PostNL ties mail carrier salaries to national minimum wage
PostNL has reached an agreement with leaders of the BVPP union on a new collective bargaining deal for 17,000 mail carriers, to run throughout 2012. The agreement, which is subject to ratification by union members, will see salaries for postal workers pegged to the national minimum wage, so any changes in the minimum level will be reflected in BVPP members’ pay packets.
New postal workers will receive pay at the level of the minimum wage, currently around EUR 1,400 a month, while those employed for at least one year will receive a salary 2% above the minimum wage.
Mail carriers in the service for three years or longer will be paid a rate 4% above minimum wage, the union said, adding that in future it will be pushing to see wage levels even higher than the national minimum.
PostNL said today that its deal means higher pay for those who had been mail carriers for a longer time period, and said that the agreement also provides more flexibility for mail delivery staff to take unpaid leave.
“PostNL is pleased to have reached an agreement on a collective labour agreement for its mail carriers,” the company said. “With the agreement PostNL has reached a new milestone in achieving fair conditions of employment in the mail carrier sector.”
The deal also clarifies the rules on when mail carriers should be compensated for having to wait for their mail because of processing delays, and what happens when they run out of time to complete their delivery rounds.
The BVPP said pay levels for postal delivery had not changed since 2009, and that the tying of salary levels to changes in the nationwide minimum wage levels was a “first step” in improving the situation.

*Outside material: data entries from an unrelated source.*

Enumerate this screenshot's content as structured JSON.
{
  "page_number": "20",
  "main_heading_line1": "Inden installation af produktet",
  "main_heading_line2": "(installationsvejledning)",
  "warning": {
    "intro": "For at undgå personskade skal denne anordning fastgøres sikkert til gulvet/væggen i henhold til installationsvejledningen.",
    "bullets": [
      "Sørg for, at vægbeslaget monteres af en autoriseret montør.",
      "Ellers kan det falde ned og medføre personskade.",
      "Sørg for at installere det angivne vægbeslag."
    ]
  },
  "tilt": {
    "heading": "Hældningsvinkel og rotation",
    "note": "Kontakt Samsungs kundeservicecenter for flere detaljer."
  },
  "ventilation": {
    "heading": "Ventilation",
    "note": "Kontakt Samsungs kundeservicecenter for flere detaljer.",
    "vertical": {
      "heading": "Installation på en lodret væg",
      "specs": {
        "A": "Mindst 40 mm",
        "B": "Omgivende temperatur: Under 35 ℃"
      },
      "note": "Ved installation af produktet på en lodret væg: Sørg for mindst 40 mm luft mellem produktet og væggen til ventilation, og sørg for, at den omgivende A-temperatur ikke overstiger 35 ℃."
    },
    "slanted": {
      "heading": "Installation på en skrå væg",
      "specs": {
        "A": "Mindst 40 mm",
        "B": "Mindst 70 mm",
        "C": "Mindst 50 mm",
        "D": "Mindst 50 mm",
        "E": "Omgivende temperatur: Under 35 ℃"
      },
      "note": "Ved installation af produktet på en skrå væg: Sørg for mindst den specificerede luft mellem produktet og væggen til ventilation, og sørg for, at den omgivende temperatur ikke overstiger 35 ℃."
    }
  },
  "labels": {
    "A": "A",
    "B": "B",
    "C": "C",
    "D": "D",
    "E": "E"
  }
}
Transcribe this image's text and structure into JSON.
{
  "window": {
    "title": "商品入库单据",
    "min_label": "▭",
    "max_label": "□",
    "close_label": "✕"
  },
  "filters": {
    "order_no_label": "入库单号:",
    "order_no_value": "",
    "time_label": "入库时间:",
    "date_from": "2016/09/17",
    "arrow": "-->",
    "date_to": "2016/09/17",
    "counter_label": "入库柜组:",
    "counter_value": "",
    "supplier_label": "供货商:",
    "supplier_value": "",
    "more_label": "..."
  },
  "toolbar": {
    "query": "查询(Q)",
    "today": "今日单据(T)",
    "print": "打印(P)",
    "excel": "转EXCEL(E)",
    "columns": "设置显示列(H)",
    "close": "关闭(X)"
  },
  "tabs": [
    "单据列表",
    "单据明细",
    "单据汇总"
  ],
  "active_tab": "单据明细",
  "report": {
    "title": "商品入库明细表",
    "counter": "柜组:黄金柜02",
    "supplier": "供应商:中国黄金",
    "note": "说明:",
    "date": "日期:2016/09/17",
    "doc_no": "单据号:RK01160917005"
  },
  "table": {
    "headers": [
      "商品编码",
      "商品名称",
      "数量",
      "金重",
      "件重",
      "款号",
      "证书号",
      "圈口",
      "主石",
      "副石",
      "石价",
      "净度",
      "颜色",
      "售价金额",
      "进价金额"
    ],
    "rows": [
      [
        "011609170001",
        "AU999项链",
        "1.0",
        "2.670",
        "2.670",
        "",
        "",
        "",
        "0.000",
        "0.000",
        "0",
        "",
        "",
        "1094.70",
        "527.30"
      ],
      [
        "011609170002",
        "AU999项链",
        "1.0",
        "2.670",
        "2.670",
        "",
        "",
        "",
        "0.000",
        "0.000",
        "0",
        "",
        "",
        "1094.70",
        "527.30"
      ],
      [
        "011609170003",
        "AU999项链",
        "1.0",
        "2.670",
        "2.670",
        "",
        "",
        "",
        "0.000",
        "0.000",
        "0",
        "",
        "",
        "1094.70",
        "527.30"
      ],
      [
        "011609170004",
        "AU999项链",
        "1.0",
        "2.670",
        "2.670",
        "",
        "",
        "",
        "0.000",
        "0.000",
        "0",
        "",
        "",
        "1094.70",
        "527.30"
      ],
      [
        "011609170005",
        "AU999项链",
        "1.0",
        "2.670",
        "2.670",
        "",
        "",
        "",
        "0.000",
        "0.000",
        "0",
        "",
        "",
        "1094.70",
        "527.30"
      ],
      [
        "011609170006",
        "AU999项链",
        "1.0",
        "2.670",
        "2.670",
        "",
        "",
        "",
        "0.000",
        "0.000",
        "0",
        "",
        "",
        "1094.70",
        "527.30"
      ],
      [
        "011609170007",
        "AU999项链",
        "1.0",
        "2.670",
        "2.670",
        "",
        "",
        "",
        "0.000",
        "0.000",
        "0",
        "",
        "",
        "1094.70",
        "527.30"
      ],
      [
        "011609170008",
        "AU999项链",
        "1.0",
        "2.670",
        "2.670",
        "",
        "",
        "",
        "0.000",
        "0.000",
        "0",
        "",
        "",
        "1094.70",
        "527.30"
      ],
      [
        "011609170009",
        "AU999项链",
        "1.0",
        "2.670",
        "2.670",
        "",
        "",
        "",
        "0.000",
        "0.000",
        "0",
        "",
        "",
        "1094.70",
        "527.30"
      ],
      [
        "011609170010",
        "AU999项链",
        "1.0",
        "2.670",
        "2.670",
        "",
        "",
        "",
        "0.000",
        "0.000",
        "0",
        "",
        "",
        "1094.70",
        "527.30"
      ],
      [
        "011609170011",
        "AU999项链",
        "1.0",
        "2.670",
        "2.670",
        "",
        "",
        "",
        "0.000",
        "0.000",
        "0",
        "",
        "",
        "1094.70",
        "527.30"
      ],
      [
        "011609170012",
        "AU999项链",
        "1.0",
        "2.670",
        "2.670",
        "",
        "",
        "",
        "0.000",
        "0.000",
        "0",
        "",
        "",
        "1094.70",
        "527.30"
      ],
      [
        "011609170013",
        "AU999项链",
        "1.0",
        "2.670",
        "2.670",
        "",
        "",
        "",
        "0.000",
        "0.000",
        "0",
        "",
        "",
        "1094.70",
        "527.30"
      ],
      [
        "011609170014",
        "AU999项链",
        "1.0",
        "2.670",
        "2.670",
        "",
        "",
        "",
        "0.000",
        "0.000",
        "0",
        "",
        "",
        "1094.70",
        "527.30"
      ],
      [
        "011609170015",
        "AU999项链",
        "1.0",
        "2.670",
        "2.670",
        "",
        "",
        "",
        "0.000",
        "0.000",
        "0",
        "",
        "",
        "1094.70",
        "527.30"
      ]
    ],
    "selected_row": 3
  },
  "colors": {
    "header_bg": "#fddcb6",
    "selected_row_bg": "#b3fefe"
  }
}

“If we reject this agreement now we have nothing, and will have to weather a long period until something better can be achieved,” the union negotiators advised members.
PostNL, which employs a total of 77,000 people, is currently in the process of seeking major cost savings to turnaround losses and cope with the strains of an underfunded pension programme.
The company said it has also discussed similar arrangements with other postal unions, Abvakabo FNV and CNV Publieke Zaak, but the unions are currently refusing to sign the agreement because PostNL does not want to link existing wage levels for workers employed for long periods to changes in the national minimum wage.